Let’s look at $2 billion in the context of the Australian economy.
In the December quarter 2016, Australia’s GDP was $435,445 billion dollars (seasonally adjusted). This works out at $4,769 billion a day which makes the $2 billion snow job about 10 hours GDP.
Nation building? Ha!
By 2020, Australia’s GDP will be around $510,000 billion a quarter and $2 billion will be akin to about 8 hours GDP.
Here’s what elese $2 billion is now days.
This article first appeared in the Yahoo 7 website at this link: https://au.finance.yahoo.com/news/labour-market-why-beauty-is-in-the-eye-of-the-beholder-011836039.html?soc_src=social-sh&soc_trk=tw
Aussie labour market: Why beauty is in the eye of the beholder
Economic facts do not always give an accurate reading on the health of the economy. Or rather, they are open to interpretation and, as in most things, the beauty is in the eye of the beholder.
Think of today’s labour force data.
The unemployment rate in seasonally adjusted terms in February was 5.9 per cent. Whether that is a ‘good’ or a ‘bad’ number is open to interpretation. Compared with January, the unemployment rate was 0.2 percentage points higher; compared with middle of 2015 ago, it was 0.4 percentage points lower; compared with the recent low point in the unemployment rate just prior to the global financial crisis, it was almost 2 percentage points higher.
See the difficulty in determining whether it’s a good or bad result?
This article first appeared on The Guardian website at this link: https://www.theguardian.com/australia-news/2017/mar/08/to-tackle-housing-affordability-scott-morrison-must-get-more-homes-built
To tackle housing affordability Scott Morrison must get more homes built
Scott Morrison is aiming to make housing affordability a key policy aspect of the federal budget in May. If the treasurer can set in place policies that go towards achieving this, it will be good news for the economy and for issues of fairness and equity.
Housing affordability is relatively easy to calculate because it is the interplay of house prices, household income and the level of mortgage interest rates.

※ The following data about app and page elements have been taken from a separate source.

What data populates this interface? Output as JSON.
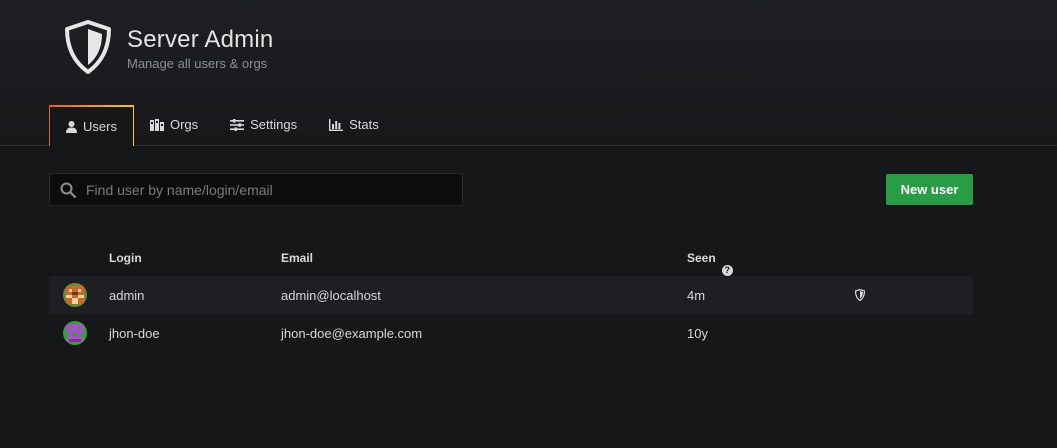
{
  "header": {
    "title": "Server Admin",
    "subtitle": "Manage all users & orgs",
    "icon": "shield-icon"
  },
  "tabs": [
    {
      "label": "Users",
      "icon": "user-icon",
      "active": true
    },
    {
      "label": "Orgs",
      "icon": "building-icon",
      "active": false
    },
    {
      "label": "Settings",
      "icon": "sliders-icon",
      "active": false
    },
    {
      "label": "Stats",
      "icon": "bar-chart-icon",
      "active": false
    }
  ],
  "search": {
    "placeholder": "Find user by name/login/email",
    "value": ""
  },
  "actions": {
    "new_user_label": "New user"
  },
  "table": {
    "columns": {
      "login": "Login",
      "email": "Email",
      "seen": "Seen"
    },
    "rows": [
      {
        "login": "admin",
        "email": "admin@localhost",
        "seen": "4m",
        "is_admin": true,
        "avatar_color": "#b45a1c"
      },
      {
        "login": "jhon-doe",
        "email": "jhon-doe@example.com",
        "seen": "10y",
        "is_admin": false,
        "avatar_color": "#25a52a"
      }
    ]
  },
  "colors": {
    "background": "#161719",
    "accent_gradient_start": "#f05a28",
    "accent_gradient_end": "#fbca0a",
    "primary_button": "#299c46"
  }
}
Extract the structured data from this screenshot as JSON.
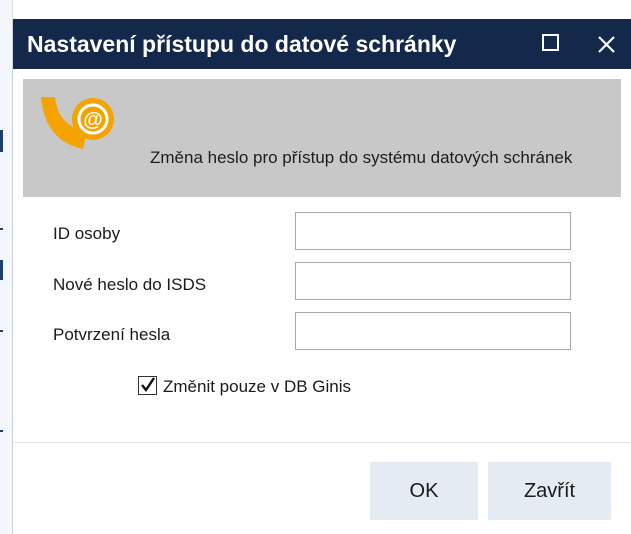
{
  "dialog": {
    "title": "Nastavení přístupu do datové schránky"
  },
  "banner": {
    "text": "Změna heslo pro přístup do systému datových schránek",
    "logo": "data-box-at-icon"
  },
  "form": {
    "person_id": {
      "label": "ID osoby",
      "value": ""
    },
    "new_password": {
      "label": "Nové heslo do ISDS",
      "value": ""
    },
    "confirm_password": {
      "label": "Potvrzení hesla",
      "value": ""
    },
    "db_only": {
      "label": "Změnit pouze v DB Ginis",
      "checked": true
    }
  },
  "buttons": {
    "ok": "OK",
    "close": "Zavřít"
  },
  "colors": {
    "titlebar": "#13284a",
    "banner": "#c8c8c8",
    "button": "#e4ebf3",
    "logo_orange": "#f5a300"
  }
}
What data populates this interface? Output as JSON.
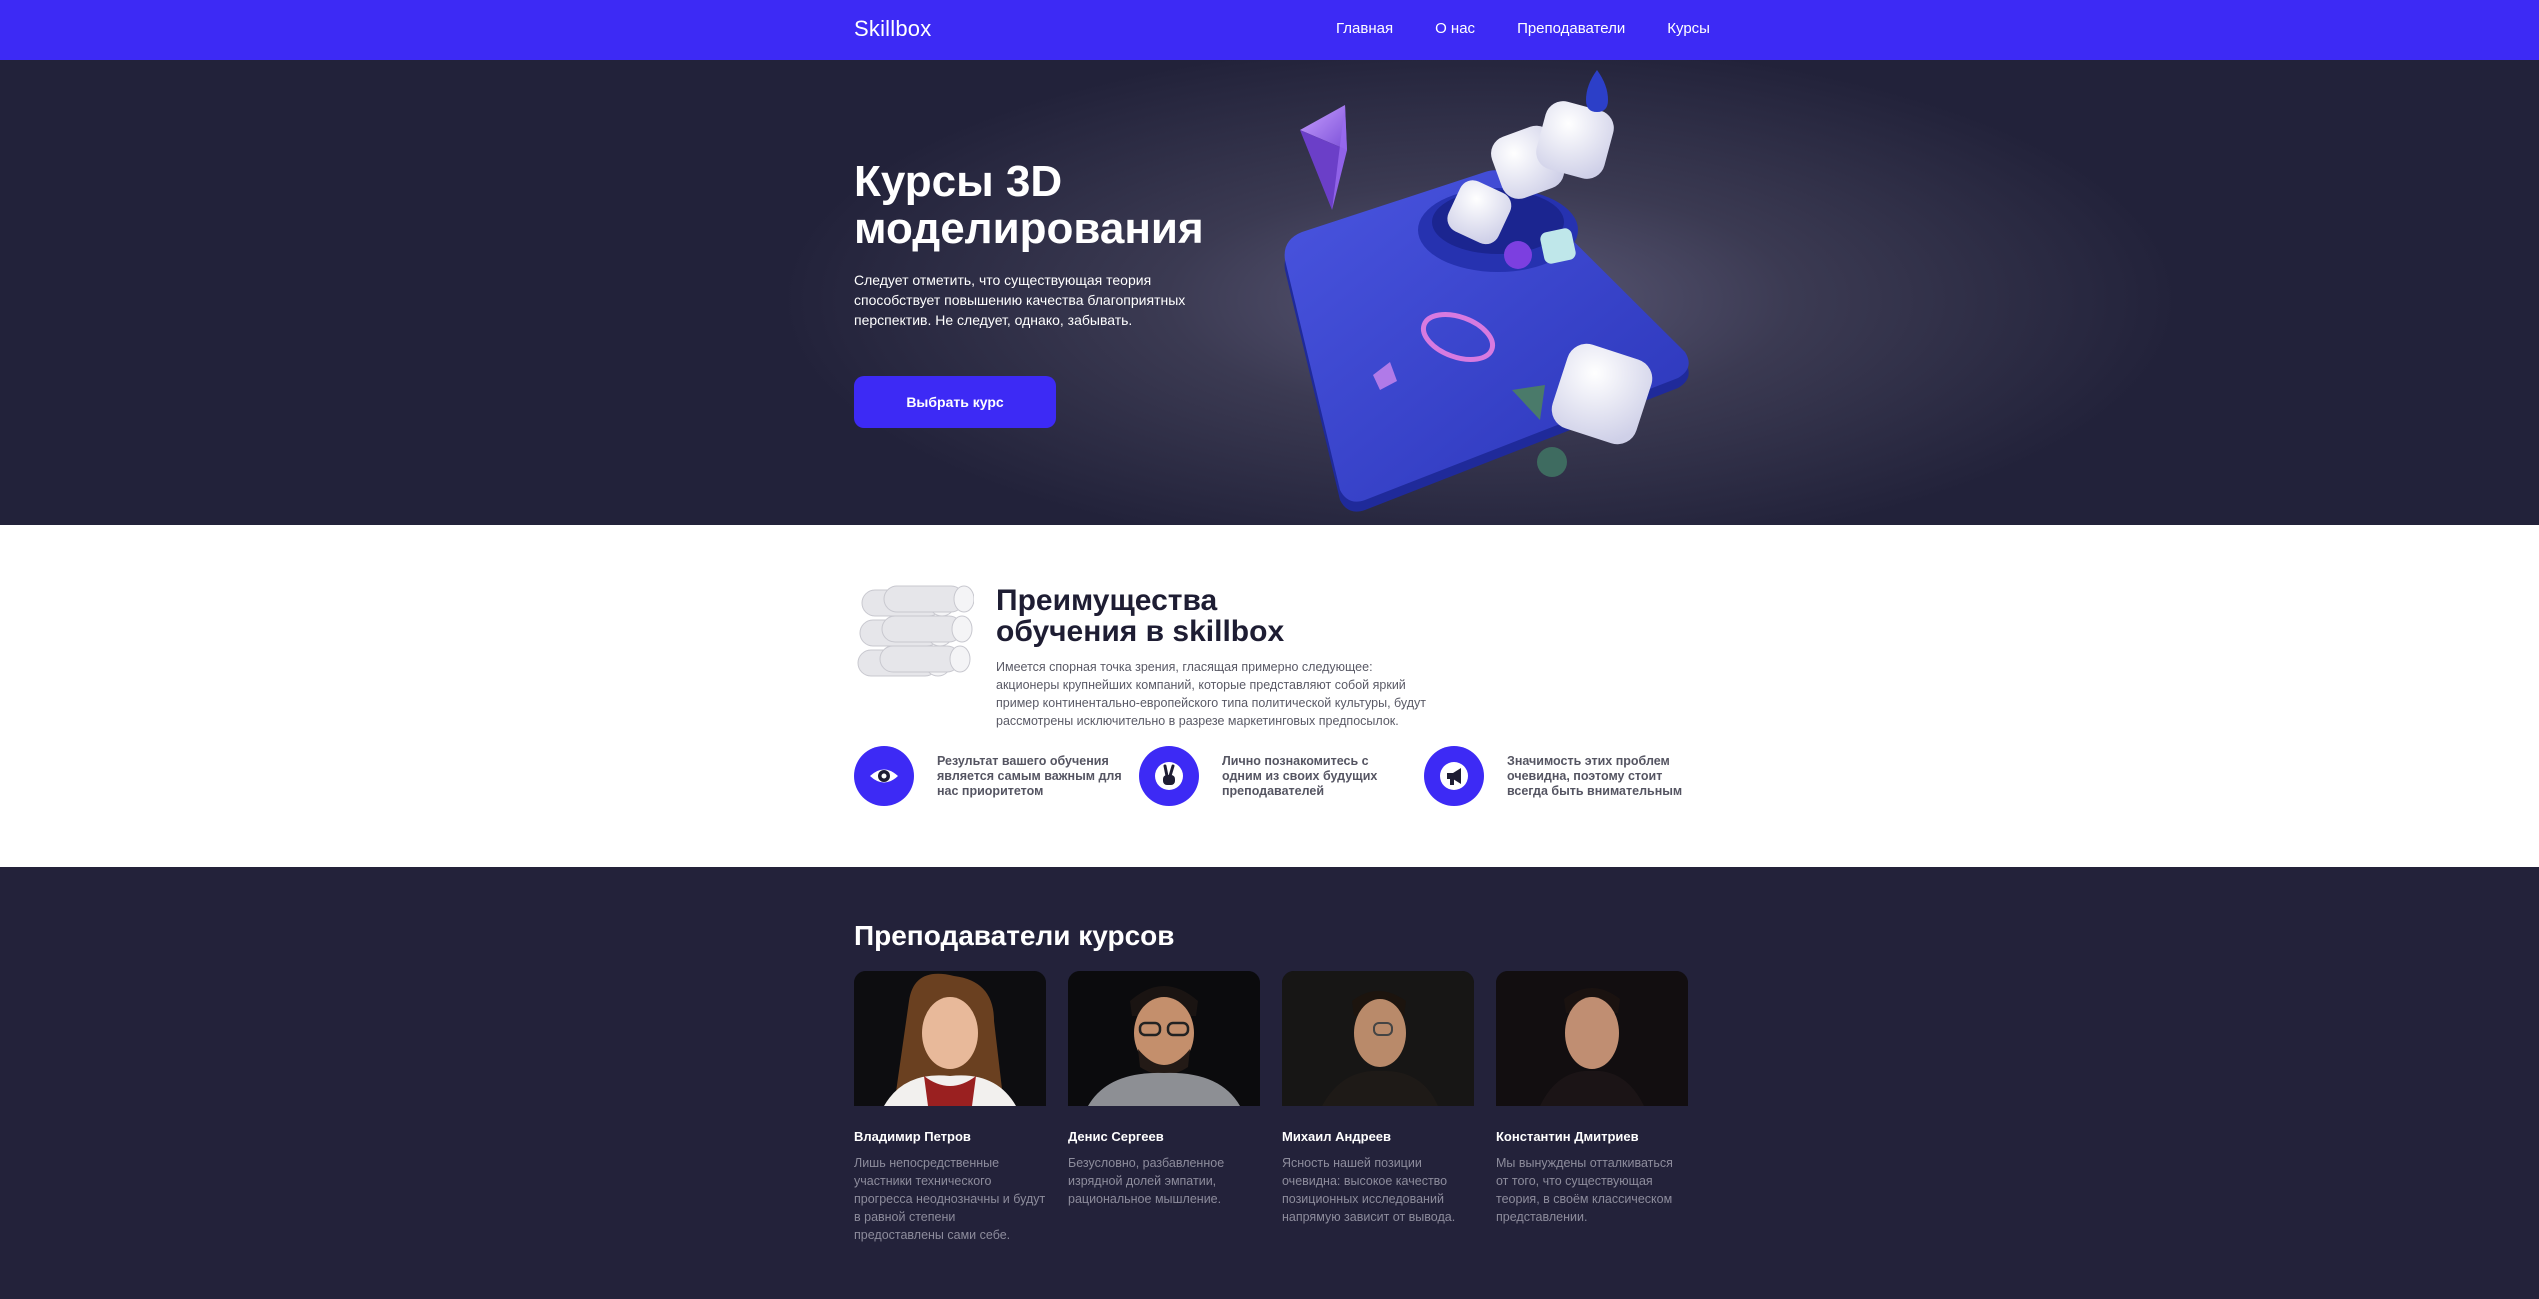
{
  "header": {
    "logo": "Skillbox",
    "nav": [
      "Главная",
      "О нас",
      "Преподаватели",
      "Курсы"
    ]
  },
  "hero": {
    "title": "Курсы 3D моделирования",
    "text": "Следует отметить, что существующая теория способствует повышению качества благоприятных перспектив. Не следует, однако, забывать.",
    "button": "Выбрать курс"
  },
  "advantages": {
    "title": "Преимущества обучения в skillbox",
    "text": "Имеется спорная точка зрения, гласящая примерно следующее: акционеры крупнейших компаний, которые представляют собой яркий пример континентально-европейского типа политической культуры, будут рассмотрены исключительно в разрезе маркетинговых предпосылок.",
    "features": [
      {
        "icon": "eye-icon",
        "text": "Результат вашего обучения является самым важным для нас приоритетом"
      },
      {
        "icon": "peace-hand-icon",
        "text": "Лично познакомитесь с одним из своих будущих преподавателей"
      },
      {
        "icon": "megaphone-icon",
        "text": "Значимость этих проблем очевидна, поэтому стоит всегда быть внимательным"
      }
    ]
  },
  "teachers": {
    "title": "Преподаватели курсов",
    "items": [
      {
        "name": "Владимир Петров",
        "desc": "Лишь непосредственные участники технического прогресса неоднозначны и будут в равной степени предоставлены сами себе."
      },
      {
        "name": "Денис Сергеев",
        "desc": "Безусловно, разбавленное изрядной долей эмпатии, рациональное мышление."
      },
      {
        "name": "Михаил Андреев",
        "desc": "Ясность нашей позиции очевидна: высокое качество позиционных исследований напрямую зависит от вывода."
      },
      {
        "name": "Константин Дмитриев",
        "desc": "Мы вынуждены отталкиваться от того, что существующая теория, в своём классическом представлении."
      }
    ]
  },
  "colors": {
    "accent": "#3d2af5",
    "dark": "#23223a",
    "white": "#ffffff"
  }
}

Nothing else drives affordability, although having a deposit helps too.
There are three factors that can improve affordability: falling house prices, rising wages and lower interest rates.